Ripe grapes are gently pressed prior to the initial fermentation in stainless steel vats. A portion is barrel fermented and lees stirred to contribute both complexity and creamy texture to the wine prior to its secondary tank fermentation – known in Italy as the ‘Metodo Martinotti’. Minimal dosage prior to bottling under cork creates a vivacious style that mirrors its European origins.
A serendipitous ‘field’ blend crafted predominantly from pinot gris, riesling, sauvignon blanc and chardonnay grapes handpicked from low-yielding, mature, dry-grown vines.
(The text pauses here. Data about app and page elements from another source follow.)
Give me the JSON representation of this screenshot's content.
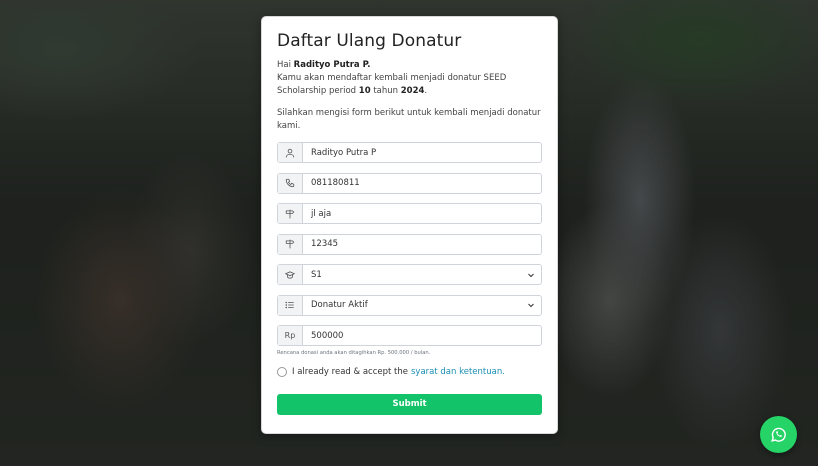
{
  "form": {
    "title": "Daftar Ulang Donatur",
    "greeting_prefix": "Hai ",
    "donor_name": "Radityo Putra P.",
    "greeting_suffix": "",
    "intro_line": "Kamu akan mendaftar kembali menjadi donatur SEED Scholarship period ",
    "period": "10",
    "year_prefix": " tahun ",
    "year": "2024",
    "year_suffix": ".",
    "instruction": "Silahkan mengisi form berikut untuk kembali menjadi donatur kami.",
    "fields": {
      "name": {
        "value": "Radityo Putra P",
        "icon": "user-icon"
      },
      "phone": {
        "value": "081180811",
        "icon": "phone-icon"
      },
      "address": {
        "value": "jl aja",
        "icon": "signpost-icon"
      },
      "postal": {
        "value": "12345",
        "icon": "signpost-icon"
      },
      "education": {
        "value": "S1",
        "icon": "graduation-cap-icon"
      },
      "status": {
        "value": "Donatur Aktif",
        "icon": "list-icon"
      },
      "donation": {
        "prefix": "Rp",
        "value": "500000"
      }
    },
    "donation_help": "Rencana donasi anda akan ditagihkan Rp. 500.000 / bulan.",
    "agree_text": "I already read & accept the",
    "agree_link": "syarat dan ketentuan.",
    "submit_label": "Submit"
  },
  "colors": {
    "submit": "#13c36a",
    "link": "#1a8fb3",
    "whatsapp": "#25d366"
  },
  "floating": {
    "icon": "whatsapp-icon"
  }
}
Winemaker Brian Freeman believes it is possible to create a wine with aroma, structure and balance by capturing and blending the essence of different grape varieties. His intention is literally to create a wine in the vineyard from complementary varieties, and the outcome is an arrestingly different wine style.
Minimal intervention is deployed in growing the viognier grapes to make this wine. Left to their natural defences, in most years the noble fungus infection botrytis occurs naturally. Typically harvested in early June during freezing cold dawns, the grapes are pressed and their meagre juice fermented with wild yeast for nine months in oak, 50% new and 50% old. The only addition to the wine is a little sulphur at bottling.
This Tuscan origin immigrant has also adapted well in the NSW Hilltops to produce grapes displaying concentrated and balanced flavour profiles. Gentle basket-pressing after a short fermentation on skins precedes 12 months maturation in old oak, a process intended to highlight the complexity and balance of this singular wine.